Although my favorite comment on the IG report is likely to remain Scott Adams’ “When I saw the report was 500 pages I knew everyone would be able to read anything into it they wanted,” the best of the numerous actual summaries I scanned/read was from Mollie Hemingway at the Federalist.

Hemingway still has a far more sanguine view of the FBI than I do…she seems to think all this is somehow abnormal. I say things like “massive leaking” and taking bribes are police state features, not bugs.

The real news is that the exposure of the FBI’s massive corruption and incompetence have left Team Trump with a strong hand. Unless Team Mueller pulls the sort of rabbit out of its hat that creates a massive backlash at the polls come November (its already clear Trump’s policies won’t provide the impetus–rather the opposite), then, come the end of the year, that strong hand will be a whip hand.

That’ll be fun.

And, oh yeah, James Comey? He’s what I said he was. No great insight. They all are. Including Mueller.

Welcome to my world.


I’m planning a couple of more than usually personal posts in the coming days (one I’ve been working at, off and on, for over a year, and another I haven’t started on anywhere but inside my head) so I thought a trip to the impersonal (which, for me, is contemporary politics, which I hold at arm’s length to defy madness) might be in order.

In a political season, I monitor political blogs much more than usual. I read voraciously and across the board (even more so this season, because I don’t have time to read history, which I take very personally, at the moment). By far the smartest commentary I’ve found on the Donald Trump phenonenom, in the blogosphere or elsewhere, comes from John Michael Greer and Scott Adams. Not surprisingly, both men are at least as detached from modern political passions than I am. Emotions cloud reason, and I’m sure one reason I think they’re both such smart guys is that they’ve articulated a lot of things I had intuited.

By way of anecdote: My interest in this political season was peaked last summer, when I was riding around in my car listening to PBS (which I almost never do anymore) and Diane Rehm asked a panel of Beltway reporters (if you’ve ever listened to PBS or watched their television news hour, you know the kind I mean) if Trump had any chance of getting the nomination. The reporters then spent several minutes trying to top each other with metaphors/analogies/etc. for just how impossible a serious Trump candidacy was. At the end, one of them stated flatly: “He has no chance.”

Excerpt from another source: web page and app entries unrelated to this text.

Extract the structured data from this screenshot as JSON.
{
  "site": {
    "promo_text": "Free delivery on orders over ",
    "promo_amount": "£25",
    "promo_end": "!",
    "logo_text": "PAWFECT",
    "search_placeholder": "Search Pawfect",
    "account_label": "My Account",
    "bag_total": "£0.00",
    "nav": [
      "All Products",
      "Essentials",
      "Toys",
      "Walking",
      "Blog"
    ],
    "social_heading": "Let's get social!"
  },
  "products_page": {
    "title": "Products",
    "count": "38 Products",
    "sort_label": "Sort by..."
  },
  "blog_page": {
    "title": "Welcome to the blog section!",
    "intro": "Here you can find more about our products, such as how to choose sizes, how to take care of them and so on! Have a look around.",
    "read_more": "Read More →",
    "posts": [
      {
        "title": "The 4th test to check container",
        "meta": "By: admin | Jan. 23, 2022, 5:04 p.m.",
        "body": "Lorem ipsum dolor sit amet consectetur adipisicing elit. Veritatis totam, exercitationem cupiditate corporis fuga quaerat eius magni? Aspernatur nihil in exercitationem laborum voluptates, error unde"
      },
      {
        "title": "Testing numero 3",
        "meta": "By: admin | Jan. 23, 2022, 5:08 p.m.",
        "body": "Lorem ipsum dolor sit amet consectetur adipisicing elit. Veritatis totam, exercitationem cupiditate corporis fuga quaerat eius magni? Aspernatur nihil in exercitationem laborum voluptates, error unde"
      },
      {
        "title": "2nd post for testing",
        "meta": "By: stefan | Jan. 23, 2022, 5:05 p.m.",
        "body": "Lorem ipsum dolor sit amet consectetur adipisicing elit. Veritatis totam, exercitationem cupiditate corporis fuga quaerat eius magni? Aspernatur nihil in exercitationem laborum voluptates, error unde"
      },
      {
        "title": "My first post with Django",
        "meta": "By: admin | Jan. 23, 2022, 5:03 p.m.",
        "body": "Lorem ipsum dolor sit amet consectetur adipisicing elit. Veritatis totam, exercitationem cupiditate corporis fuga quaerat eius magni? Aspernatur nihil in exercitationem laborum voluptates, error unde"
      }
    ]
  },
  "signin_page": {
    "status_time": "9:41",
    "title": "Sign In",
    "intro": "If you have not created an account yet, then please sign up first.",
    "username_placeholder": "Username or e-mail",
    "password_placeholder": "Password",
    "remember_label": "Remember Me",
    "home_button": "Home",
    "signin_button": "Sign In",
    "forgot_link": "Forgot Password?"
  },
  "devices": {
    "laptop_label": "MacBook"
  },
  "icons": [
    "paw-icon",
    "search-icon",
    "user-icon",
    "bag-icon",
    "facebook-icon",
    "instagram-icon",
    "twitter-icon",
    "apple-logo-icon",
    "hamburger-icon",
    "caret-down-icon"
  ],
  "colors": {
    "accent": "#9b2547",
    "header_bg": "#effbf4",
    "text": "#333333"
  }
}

My own response in that moment, based on nothing but the air I breathe in my little world far from the Beltway, and my understanding of the long arc of declining empires, was “If you think he has no chance, you’re crazy.”

What I actually meant by “You’re crazy” was “You’re an idiot.”

Since the person talking was clearly not an idiot in the IQ sense of the word, what I really meant was “You’re sprinkling garlic because you think a vampire just walked into the yard and you think garlic really works on vampires and that’s the sort of nonthinking that turns people into idiots.”

If you want to read some analysis that has finally given shape to my raw impulse, you can find a typical Greer take here and a typical Adams take here.

Taken together, what they say seems about right, though I only give Trump an even chance of winning the presidency (which is less than either Greer or Adams give him but more than the present polls–see I told you I was dispassionate!). In any case, I just want to add that I do not find it the least bit surprising that the two people who have the surest take on our present crisis are, respectively, a Druid and a Cartoonist.

Unless, of course, you count the real prophets: